When there is a disease or damage to a dog’s spinal cord, inflammation can cause pressure on the nerves that are in control of bladder function. When this happens, your dog may suffer from urinary incontinence. This type of issue is quite common in German Shepherds and requires treatment from the veterinarian.
Male dogs may suffer from urinary incontinence if they are suffering from prostate illnesses or prostate cancer. When dealing with these issues, swelling of the prostate may occur and cause pressure on the urethra. Prostate issues differ in dogs and require a diagnosis to determine the proper treatments.
Inherited Medical Issues
We’ve all heard that certain dog breeds are inherent to medical issues and disorders. This doesn’t mean that every pup of that breed will deal with these issues, but it is possible. Some dog breeds are simply more susceptible to urinary incontinence and may be born with the issue or develop it over time.
Dogs can be born with abnormalities that may cause them to suffer from urinary incontinence. Whether these issues are chromosomal, neurological, or physical determines whether surgical treatments or medications can help.
These are a few of the more common reasons a dog may suffer from urinary incontinence but they aren’t the only reasons.
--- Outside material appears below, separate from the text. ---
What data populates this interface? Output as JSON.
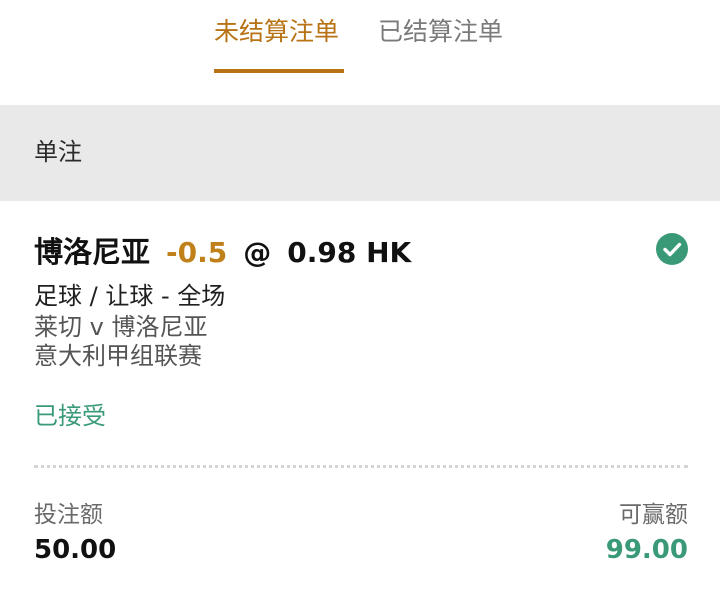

It is important to receive a proper medical diagnosis when your pup begins showing signs of medical issues.
Urinary Incontinence and Dog Food
Out of the above-mentioned causes of urinary incontinence in dogs, urinary tract illnesses can sometimes be associated with the types of dog food we feed our pets. This is especially true when dealing with bladder stones. Bladder stones are rock-like mineral formations in your dog’s bladder. If you’re feeding your dog certain foods with high mineral content, it can make the situation worse, or in some instances, possibly be the cause.
If your pet is suffering from urinary incontinence, bladder stones, or other types of urinary issues, speak to your veterinarian about the mineral content in their food. They may advise you to choose a food with cod liver oil, certain vitamins, or other ingredients that are known to help with better kidney function. Your veterinarian may also suggest that you limit the amount of magnesium and phosphorus in your dog’s diet if bladder stones, leading to urinary incontinence, are issues for your pet.
While dog food isn’t the underlying cause of urinary incontinence in dogs, in some cases it can be a contributing factor. This is why it is so important to know what is going on in your pet’s food bowl. If you’re ever in doubt about what is best for your dog or notice they are suffering from urinary incontinence or other urinary issues, contact your veterinarian. They can help you determine causes, seek proper treatment, and help get your dog feeling better soon as possible.
Featured Image Credit: New Africa, Shutterstock